At CASS, we know the impact of public sexual harassment and assault reaches far beyond the initial feelings of fear, anger, or annoyance it can elicit in those who experience it. Research shows that experiences of harassment cause “insidious trauma” and lead to heightened anxiety over physical safety, especially among African American women, who also report more harassment experiences.
Our new policy paper–sent to the DC Council, to make the case for a roundtable on the issue this fall–shows there is a definite clear pattern.Street harassment is experienced by a majority of women in DC and a large number of men, especially those who are young and/or come from marginalized communities, including the LGBTQ community. It seriously impacts peoples’ perceptions of personal safety and their physical and mental health. Fundamentally, harassment limits these individuals’ access to public space and important economic, educational, and social opportunities that should be available to everyone.
The experiences collected by CASS collected experiences via the website or our surveys occur at all times of day, in all parts of the city and surrounding areas. The personal stories illuminate the complexity of the issue and the trauma experienced by targets of harassment.
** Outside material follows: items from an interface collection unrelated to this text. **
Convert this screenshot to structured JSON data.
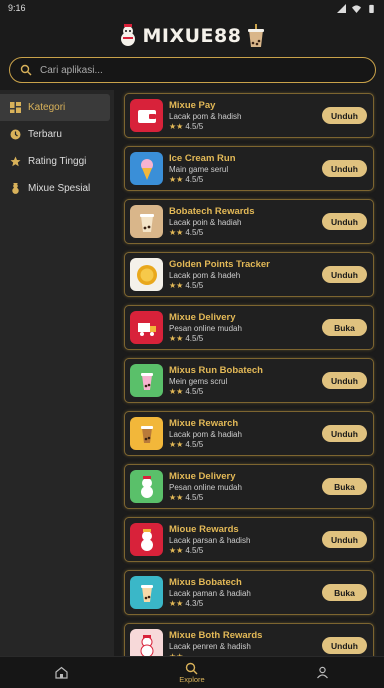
{
  "status": {
    "time": "9:16"
  },
  "header": {
    "title": "MIXUE88"
  },
  "search": {
    "placeholder": "Cari aplikasi..."
  },
  "sidebar": {
    "items": [
      {
        "label": "Kategori",
        "icon": "grid-icon",
        "active": true
      },
      {
        "label": "Terbaru",
        "icon": "clock-icon"
      },
      {
        "label": "Rating Tinggi",
        "icon": "star-icon"
      },
      {
        "label": "Mixue Spesial",
        "icon": "mascot-icon"
      }
    ]
  },
  "apps": [
    {
      "name": "Mixue Pay",
      "desc": "Lacak pom & hadish",
      "rating": "4.5/5",
      "action": "Unduh",
      "icon": "wallet-icon",
      "color": "#d8223a"
    },
    {
      "name": "Ice Cream Run",
      "desc": "Main game serul",
      "rating": "4.5/5",
      "action": "Unduh",
      "icon": "ice-cream-icon",
      "color": "#3a8fd8"
    },
    {
      "name": "Bobatech Rewards",
      "desc": "Lacak poin & hadiah",
      "rating": "4.5/5",
      "action": "Unduh",
      "icon": "boba-icon",
      "color": "#d9b68a"
    },
    {
      "name": "Golden Points Tracker",
      "desc": "Lacak pom & hadeh",
      "rating": "4.5/5",
      "action": "Unduh",
      "icon": "coin-icon",
      "color": "#f4f1ea"
    },
    {
      "name": "Mixue Delivery",
      "desc": "Pesan online mudah",
      "rating": "4.5/5",
      "action": "Buka",
      "icon": "delivery-icon",
      "color": "#d8223a"
    },
    {
      "name": "Mixus Run Bobatech",
      "desc": "Mein gems scrul",
      "rating": "4.5/5",
      "action": "Unduh",
      "icon": "boba-run-icon",
      "color": "#5ac06a"
    },
    {
      "name": "Mixue Rewarch",
      "desc": "Lacak pom & hadiah",
      "rating": "4.5/5",
      "action": "Unduh",
      "icon": "boba-icon",
      "color": "#f2b73a"
    },
    {
      "name": "Mixue Delivery",
      "desc": "Pesan online mudah",
      "rating": "4.5/5",
      "action": "Buka",
      "icon": "mascot-icon",
      "color": "#5ac06a"
    },
    {
      "name": "Mioue Rewards",
      "desc": "Lacak parsan & hadish",
      "rating": "4.5/5",
      "action": "Unduh",
      "icon": "mascot-icon",
      "color": "#d8223a"
    },
    {
      "name": "Mixus Bobatech",
      "desc": "Lacak paman & hadiah",
      "rating": "4.3/5",
      "action": "Buka",
      "icon": "boba-icon",
      "color": "#3ab7c8"
    },
    {
      "name": "Mixue Both Rewards",
      "desc": "Lacak penren & hadish",
      "rating": "",
      "action": "Unduh",
      "icon": "mascot-icon",
      "color": "#f7d9d9"
    }
  ],
  "bottomnav": {
    "items": [
      {
        "label": "",
        "icon": "home-icon"
      },
      {
        "label": "Explore",
        "icon": "search-icon"
      },
      {
        "label": "",
        "icon": "profile-icon"
      }
    ]
  },
  "colors": {
    "accent": "#d9b25a",
    "button": "#e0c27f",
    "background": "#1b1b1b"
  }
}
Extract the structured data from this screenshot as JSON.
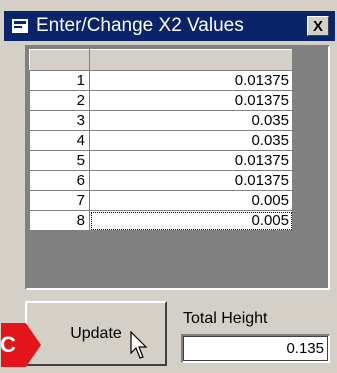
{
  "window": {
    "title": "Enter/Change X2 Values",
    "close_label": "X"
  },
  "grid": {
    "headers": [
      "",
      ""
    ],
    "rows": [
      {
        "index": "1",
        "value": "0.01375"
      },
      {
        "index": "2",
        "value": "0.01375"
      },
      {
        "index": "3",
        "value": "0.035"
      },
      {
        "index": "4",
        "value": "0.035"
      },
      {
        "index": "5",
        "value": "0.01375"
      },
      {
        "index": "6",
        "value": "0.01375"
      },
      {
        "index": "7",
        "value": "0.005"
      },
      {
        "index": "8",
        "value": "0.005"
      }
    ]
  },
  "update_button": {
    "label": "Update"
  },
  "total_height": {
    "label": "Total Height",
    "value": "0.135"
  },
  "callout": {
    "label": "C",
    "color": "#e4141b"
  },
  "colors": {
    "titlebar": "#0a246a",
    "window_face": "#d4d0c8",
    "grid_background": "#808080"
  }
}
We want to hear from you! Shoot us an email with your thoughts at firstname.lastname@example.org.